■ WORK REQUIRED:
Only the lines holding "çünkü" are wanted. Copy every one from the records below.
BEGIN RECORD EXCERPTS
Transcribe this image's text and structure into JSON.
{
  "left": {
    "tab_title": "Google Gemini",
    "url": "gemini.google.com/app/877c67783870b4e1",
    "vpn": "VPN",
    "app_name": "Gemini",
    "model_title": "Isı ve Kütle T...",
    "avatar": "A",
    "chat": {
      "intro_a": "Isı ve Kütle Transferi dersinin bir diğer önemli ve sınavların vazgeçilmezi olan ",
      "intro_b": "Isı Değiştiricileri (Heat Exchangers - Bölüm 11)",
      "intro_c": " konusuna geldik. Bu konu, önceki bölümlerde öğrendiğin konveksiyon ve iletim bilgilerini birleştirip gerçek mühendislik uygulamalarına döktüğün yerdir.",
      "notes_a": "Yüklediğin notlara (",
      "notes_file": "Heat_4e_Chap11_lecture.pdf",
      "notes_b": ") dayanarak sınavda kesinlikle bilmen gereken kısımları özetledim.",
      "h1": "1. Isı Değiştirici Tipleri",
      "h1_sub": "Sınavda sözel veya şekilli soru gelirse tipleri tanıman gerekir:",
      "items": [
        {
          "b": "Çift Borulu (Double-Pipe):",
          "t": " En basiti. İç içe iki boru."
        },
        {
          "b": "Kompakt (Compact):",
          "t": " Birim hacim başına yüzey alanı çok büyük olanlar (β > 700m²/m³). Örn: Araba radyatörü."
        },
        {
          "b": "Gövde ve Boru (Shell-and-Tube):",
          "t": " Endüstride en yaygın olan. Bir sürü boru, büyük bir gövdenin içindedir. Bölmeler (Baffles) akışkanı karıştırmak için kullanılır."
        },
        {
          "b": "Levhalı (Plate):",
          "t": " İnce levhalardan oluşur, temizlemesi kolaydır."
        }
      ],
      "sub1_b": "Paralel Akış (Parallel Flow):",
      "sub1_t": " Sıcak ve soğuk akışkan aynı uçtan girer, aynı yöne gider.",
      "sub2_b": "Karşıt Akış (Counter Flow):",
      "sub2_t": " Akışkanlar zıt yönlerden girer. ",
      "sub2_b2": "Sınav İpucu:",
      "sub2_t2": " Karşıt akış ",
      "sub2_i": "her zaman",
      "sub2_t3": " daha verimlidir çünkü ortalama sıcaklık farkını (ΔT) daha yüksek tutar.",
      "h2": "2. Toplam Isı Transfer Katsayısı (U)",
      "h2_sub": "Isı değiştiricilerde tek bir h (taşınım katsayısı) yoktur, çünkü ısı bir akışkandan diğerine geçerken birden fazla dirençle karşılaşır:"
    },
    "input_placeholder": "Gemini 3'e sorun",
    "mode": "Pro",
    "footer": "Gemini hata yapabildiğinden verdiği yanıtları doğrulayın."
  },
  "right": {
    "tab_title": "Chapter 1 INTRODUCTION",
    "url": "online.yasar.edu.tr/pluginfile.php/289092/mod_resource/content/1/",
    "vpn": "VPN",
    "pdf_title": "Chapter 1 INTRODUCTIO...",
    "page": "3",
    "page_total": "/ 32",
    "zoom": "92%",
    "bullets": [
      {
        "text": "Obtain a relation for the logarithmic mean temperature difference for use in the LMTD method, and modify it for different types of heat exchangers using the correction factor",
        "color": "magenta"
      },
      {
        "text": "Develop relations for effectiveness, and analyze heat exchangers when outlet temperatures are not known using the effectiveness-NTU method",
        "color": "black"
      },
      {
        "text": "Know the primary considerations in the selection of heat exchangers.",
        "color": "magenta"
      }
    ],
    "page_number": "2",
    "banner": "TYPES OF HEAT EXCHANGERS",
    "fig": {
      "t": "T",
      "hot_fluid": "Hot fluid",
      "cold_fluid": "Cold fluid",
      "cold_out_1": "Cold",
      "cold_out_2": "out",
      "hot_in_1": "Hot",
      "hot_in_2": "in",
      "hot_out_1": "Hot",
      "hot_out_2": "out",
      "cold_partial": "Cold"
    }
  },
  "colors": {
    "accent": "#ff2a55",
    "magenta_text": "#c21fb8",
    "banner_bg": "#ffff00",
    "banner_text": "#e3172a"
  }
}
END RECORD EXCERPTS
■ EXERCISE SOLUTION:
      "sub2_t3": " daha verimlidir çünkü ortalama sıcaklık farkını (ΔT) daha yüksek tutar.",
      "h2_sub": "Isı değiştiricilerde tek bir h (taşınım katsayısı) yoktur, çünkü ısı bir akışkandan diğerine geçerken birden fazla dirençle karşılaşır:"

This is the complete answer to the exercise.